Work to complete — Every line of the entries below that carries the string "label" should be copied.

---

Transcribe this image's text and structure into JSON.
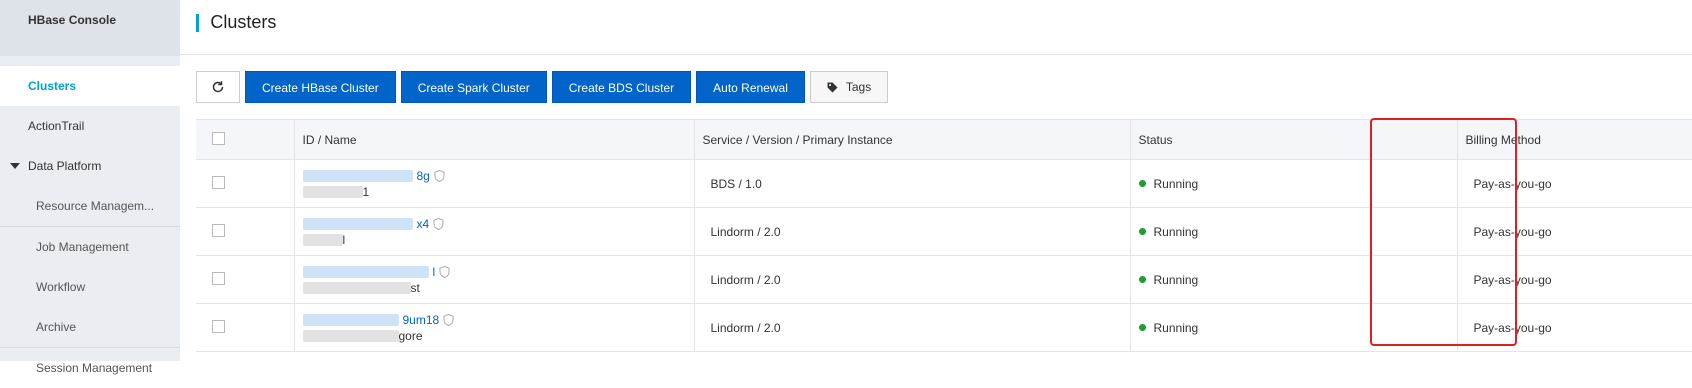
{
  "sidebar": {
    "title": "HBase Console",
    "items": [
      {
        "label": "Clusters"
      },
      {
        "label": "ActionTrail"
      },
      {
        "label": "Data Platform"
      },
      {
        "label": "Resource Managem..."
      },
      {
        "label": "Job Management"
      },
      {
        "label": "Workflow"
      },
      {
        "label": "Archive"
      },
      {
        "label": "Session Management"
      }
    ]
  },
  "header": {
    "title": "Clusters"
  },
  "toolbar": {
    "refresh_icon": "refresh-icon",
    "create_hbase": "Create HBase Cluster",
    "create_spark": "Create Spark Cluster",
    "create_bds": "Create BDS Cluster",
    "auto_renewal": "Auto Renewal",
    "tags": "Tags",
    "tags_icon": "tag-icon"
  },
  "table": {
    "headers": {
      "id_name": "ID / Name",
      "service": "Service / Version / Primary Instance",
      "status": "Status",
      "billing": "Billing Method"
    },
    "rows": [
      {
        "id_suffix": "8g",
        "name_suffix": "1",
        "service": "BDS / 1.0",
        "status": "Running",
        "billing": "Pay-as-you-go"
      },
      {
        "id_suffix": "x4",
        "name_suffix": "l",
        "service": "Lindorm / 2.0",
        "status": "Running",
        "billing": "Pay-as-you-go"
      },
      {
        "id_suffix": "l",
        "name_suffix": "st",
        "service": "Lindorm / 2.0",
        "status": "Running",
        "billing": "Pay-as-you-go"
      },
      {
        "id_suffix": "9um18",
        "name_suffix": "gore",
        "service": "Lindorm / 2.0",
        "status": "Running",
        "billing": "Pay-as-you-go"
      }
    ]
  },
  "colors": {
    "accent": "#00a2ca",
    "primary_button": "#0064c8",
    "running": "#1e9e2f",
    "highlight": "#e02020"
  }
}
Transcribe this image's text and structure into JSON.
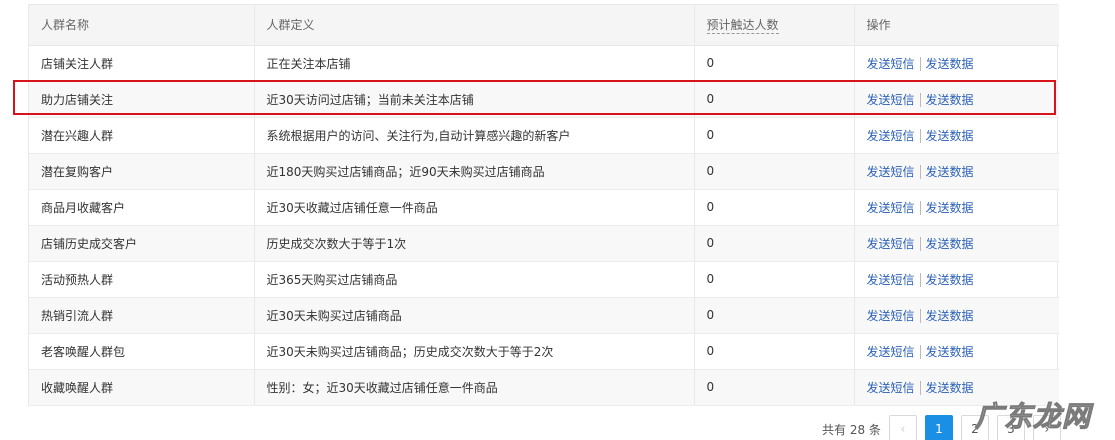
{
  "table": {
    "headers": {
      "name": "人群名称",
      "definition": "人群定义",
      "reach": "预计触达人数",
      "actions": "操作"
    },
    "rows": [
      {
        "name": "店铺关注人群",
        "definition": "正在关注本店铺",
        "reach": "0",
        "sms": "发送短信",
        "data": "发送数据"
      },
      {
        "name": "助力店铺关注",
        "definition": "近30天访问过店铺；当前未关注本店铺",
        "reach": "0",
        "sms": "发送短信",
        "data": "发送数据"
      },
      {
        "name": "潜在兴趣人群",
        "definition": "系统根据用户的访问、关注行为,自动计算感兴趣的新客户",
        "reach": "0",
        "sms": "发送短信",
        "data": "发送数据"
      },
      {
        "name": "潜在复购客户",
        "definition": "近180天购买过店铺商品；近90天未购买过店铺商品",
        "reach": "0",
        "sms": "发送短信",
        "data": "发送数据"
      },
      {
        "name": "商品月收藏客户",
        "definition": "近30天收藏过店铺任意一件商品",
        "reach": "0",
        "sms": "发送短信",
        "data": "发送数据"
      },
      {
        "name": "店铺历史成交客户",
        "definition": "历史成交次数大于等于1次",
        "reach": "0",
        "sms": "发送短信",
        "data": "发送数据"
      },
      {
        "name": "活动预热人群",
        "definition": "近365天购买过店铺商品",
        "reach": "0",
        "sms": "发送短信",
        "data": "发送数据"
      },
      {
        "name": "热销引流人群",
        "definition": "近30天未购买过店铺商品",
        "reach": "0",
        "sms": "发送短信",
        "data": "发送数据"
      },
      {
        "name": "老客唤醒人群包",
        "definition": "近30天未购买过店铺商品；历史成交次数大于等于2次",
        "reach": "0",
        "sms": "发送短信",
        "data": "发送数据"
      },
      {
        "name": "收藏唤醒人群",
        "definition": "性别：女；近30天收藏过店铺任意一件商品",
        "reach": "0",
        "sms": "发送短信",
        "data": "发送数据"
      }
    ]
  },
  "pagination": {
    "total_text": "共有 28 条",
    "prev_icon": "chevron-left-icon",
    "prev_glyph": "‹",
    "pages": [
      "1",
      "2",
      "3"
    ],
    "current_page": "1",
    "next_icon": "chevron-right-icon",
    "next_glyph": "›"
  },
  "watermark": "广东龙网",
  "colors": {
    "link": "#2c62b8",
    "highlight": "#d9131c",
    "active_page": "#1a8fe3"
  }
}
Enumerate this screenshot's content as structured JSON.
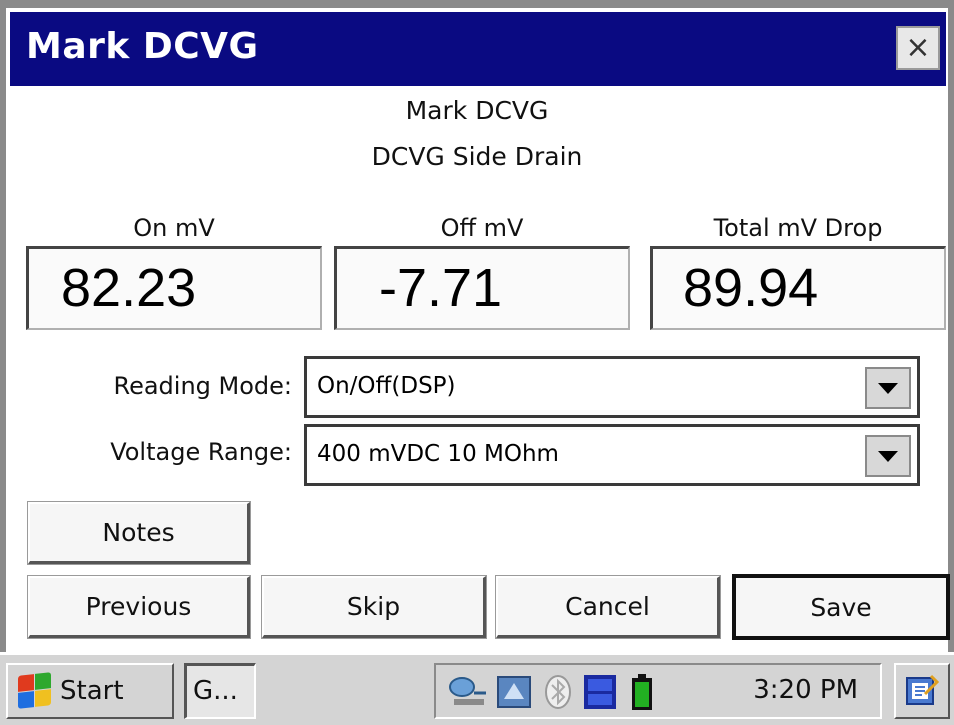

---

Exercise answer —
        "label": "Clusters"
        "label": "ActionTrail"
        "label": "Data Platform"
        "label": "Resource Managem..."
        "label": "Job Management"
        "label": "Workflow"
        "label": "Archive"
        "label": "Session Management"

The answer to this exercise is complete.